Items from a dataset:

━━━━━━━━━━

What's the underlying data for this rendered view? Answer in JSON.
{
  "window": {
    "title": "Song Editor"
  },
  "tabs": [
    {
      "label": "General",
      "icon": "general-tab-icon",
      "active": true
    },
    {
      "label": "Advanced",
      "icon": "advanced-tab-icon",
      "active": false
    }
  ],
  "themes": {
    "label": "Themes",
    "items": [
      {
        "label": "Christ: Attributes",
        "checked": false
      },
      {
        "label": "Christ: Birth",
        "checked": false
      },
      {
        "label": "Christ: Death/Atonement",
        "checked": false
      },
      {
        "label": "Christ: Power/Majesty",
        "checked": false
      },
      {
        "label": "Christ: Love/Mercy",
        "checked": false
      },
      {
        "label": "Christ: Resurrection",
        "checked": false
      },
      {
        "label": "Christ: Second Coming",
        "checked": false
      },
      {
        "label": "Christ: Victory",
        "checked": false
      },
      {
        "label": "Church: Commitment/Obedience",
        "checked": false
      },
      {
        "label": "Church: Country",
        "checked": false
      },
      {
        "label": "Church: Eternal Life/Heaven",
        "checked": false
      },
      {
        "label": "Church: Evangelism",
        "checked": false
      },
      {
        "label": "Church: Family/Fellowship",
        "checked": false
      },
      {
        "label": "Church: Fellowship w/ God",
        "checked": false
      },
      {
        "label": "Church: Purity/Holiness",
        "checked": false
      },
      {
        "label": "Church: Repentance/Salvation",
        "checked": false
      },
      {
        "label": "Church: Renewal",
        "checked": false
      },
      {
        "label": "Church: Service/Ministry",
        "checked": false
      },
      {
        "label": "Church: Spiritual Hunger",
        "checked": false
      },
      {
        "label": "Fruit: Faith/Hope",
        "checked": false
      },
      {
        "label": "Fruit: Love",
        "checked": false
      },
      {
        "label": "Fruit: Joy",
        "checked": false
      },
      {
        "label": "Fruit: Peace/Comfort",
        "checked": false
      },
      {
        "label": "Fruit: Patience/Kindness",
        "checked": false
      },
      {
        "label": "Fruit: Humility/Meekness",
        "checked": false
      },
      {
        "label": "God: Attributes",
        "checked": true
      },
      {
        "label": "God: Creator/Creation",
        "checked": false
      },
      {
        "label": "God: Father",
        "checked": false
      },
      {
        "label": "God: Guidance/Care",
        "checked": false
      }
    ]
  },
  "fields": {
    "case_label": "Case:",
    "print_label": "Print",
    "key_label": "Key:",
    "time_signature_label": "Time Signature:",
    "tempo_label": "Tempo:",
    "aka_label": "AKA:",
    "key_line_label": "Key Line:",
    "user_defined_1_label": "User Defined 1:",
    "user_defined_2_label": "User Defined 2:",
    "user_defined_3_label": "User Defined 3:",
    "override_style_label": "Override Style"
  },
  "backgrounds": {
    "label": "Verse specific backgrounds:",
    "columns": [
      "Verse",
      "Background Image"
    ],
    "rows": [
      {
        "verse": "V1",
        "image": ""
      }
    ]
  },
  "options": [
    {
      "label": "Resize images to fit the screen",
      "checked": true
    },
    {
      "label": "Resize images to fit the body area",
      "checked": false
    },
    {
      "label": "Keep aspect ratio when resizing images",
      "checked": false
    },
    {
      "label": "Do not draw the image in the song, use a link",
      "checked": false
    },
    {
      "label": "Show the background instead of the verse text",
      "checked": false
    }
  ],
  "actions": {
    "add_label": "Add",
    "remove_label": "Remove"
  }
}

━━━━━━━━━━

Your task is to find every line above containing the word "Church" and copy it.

        "label": "Church: Commitment/Obedience",
        "label": "Church: Country",
        "label": "Church: Eternal Life/Heaven",
        "label": "Church: Evangelism",
        "label": "Church: Family/Fellowship",
        "label": "Church: Fellowship w/ God",
        "label": "Church: Purity/Holiness",
        "label": "Church: Repentance/Salvation",
        "label": "Church: Renewal",
        "label": "Church: Service/Ministry",
        "label": "Church: Spiritual Hunger",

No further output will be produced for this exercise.